Among the entries below, how many lines contain the string "shortcut"? Only the number, please.
--- START ---
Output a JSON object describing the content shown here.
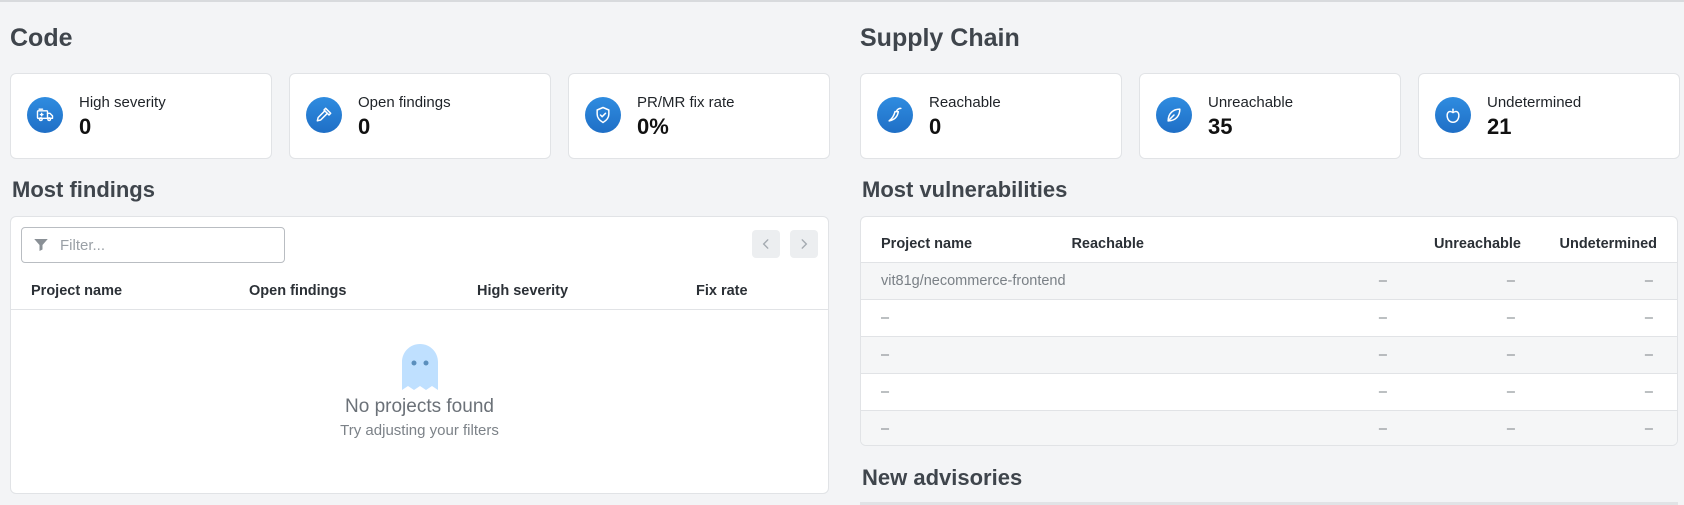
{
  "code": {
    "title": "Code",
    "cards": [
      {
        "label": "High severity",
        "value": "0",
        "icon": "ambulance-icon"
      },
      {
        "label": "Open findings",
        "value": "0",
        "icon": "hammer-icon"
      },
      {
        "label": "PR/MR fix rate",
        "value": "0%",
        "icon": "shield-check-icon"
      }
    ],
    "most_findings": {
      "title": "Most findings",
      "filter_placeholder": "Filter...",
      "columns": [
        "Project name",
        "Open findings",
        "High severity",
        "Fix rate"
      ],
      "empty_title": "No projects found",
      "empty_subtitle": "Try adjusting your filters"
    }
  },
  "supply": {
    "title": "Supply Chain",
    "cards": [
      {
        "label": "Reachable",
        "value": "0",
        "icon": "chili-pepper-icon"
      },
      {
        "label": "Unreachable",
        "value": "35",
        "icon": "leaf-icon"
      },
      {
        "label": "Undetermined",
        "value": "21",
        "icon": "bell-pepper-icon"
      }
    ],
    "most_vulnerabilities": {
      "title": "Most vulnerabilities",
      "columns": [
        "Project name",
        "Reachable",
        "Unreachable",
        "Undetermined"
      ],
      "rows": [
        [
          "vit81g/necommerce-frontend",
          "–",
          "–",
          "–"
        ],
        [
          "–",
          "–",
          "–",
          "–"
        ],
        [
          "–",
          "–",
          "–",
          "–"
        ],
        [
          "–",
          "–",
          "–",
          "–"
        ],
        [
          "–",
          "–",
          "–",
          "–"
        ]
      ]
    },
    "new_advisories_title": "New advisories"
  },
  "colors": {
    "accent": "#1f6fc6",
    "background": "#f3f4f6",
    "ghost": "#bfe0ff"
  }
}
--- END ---
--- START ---
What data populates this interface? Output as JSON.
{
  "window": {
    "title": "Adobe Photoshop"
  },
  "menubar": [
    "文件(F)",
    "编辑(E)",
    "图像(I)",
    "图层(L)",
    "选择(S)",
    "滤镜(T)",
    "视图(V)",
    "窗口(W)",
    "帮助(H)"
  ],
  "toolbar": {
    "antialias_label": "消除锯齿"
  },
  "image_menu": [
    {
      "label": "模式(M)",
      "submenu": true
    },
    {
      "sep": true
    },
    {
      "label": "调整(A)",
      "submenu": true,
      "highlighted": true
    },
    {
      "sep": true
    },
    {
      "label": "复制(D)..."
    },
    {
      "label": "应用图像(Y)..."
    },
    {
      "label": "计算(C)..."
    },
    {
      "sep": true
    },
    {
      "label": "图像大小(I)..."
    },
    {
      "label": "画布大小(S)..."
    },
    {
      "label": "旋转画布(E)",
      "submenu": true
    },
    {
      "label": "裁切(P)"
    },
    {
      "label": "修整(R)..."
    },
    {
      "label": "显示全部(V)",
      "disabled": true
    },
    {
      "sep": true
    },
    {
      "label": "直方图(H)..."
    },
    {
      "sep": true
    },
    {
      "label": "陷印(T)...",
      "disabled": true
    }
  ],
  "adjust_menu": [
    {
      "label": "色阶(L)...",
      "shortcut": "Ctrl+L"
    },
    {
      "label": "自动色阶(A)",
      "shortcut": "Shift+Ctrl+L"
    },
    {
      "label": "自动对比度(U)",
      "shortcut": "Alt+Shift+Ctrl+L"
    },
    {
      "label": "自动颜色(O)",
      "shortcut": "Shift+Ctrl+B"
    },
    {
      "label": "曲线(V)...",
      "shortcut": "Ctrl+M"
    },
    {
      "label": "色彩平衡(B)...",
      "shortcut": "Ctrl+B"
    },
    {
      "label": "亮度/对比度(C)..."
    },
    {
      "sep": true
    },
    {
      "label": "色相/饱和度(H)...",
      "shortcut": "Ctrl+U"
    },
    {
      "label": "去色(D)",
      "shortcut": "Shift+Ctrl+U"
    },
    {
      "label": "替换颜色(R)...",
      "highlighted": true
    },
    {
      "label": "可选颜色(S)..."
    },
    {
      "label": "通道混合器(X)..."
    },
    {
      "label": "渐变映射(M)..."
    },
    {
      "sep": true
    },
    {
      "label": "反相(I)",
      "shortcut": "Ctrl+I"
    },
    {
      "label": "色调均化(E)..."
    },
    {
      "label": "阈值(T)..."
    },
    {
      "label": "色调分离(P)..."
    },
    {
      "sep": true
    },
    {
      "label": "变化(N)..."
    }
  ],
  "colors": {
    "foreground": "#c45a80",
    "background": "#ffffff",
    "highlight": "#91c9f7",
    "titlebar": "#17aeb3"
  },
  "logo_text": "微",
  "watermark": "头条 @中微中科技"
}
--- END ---
**REPLY**
9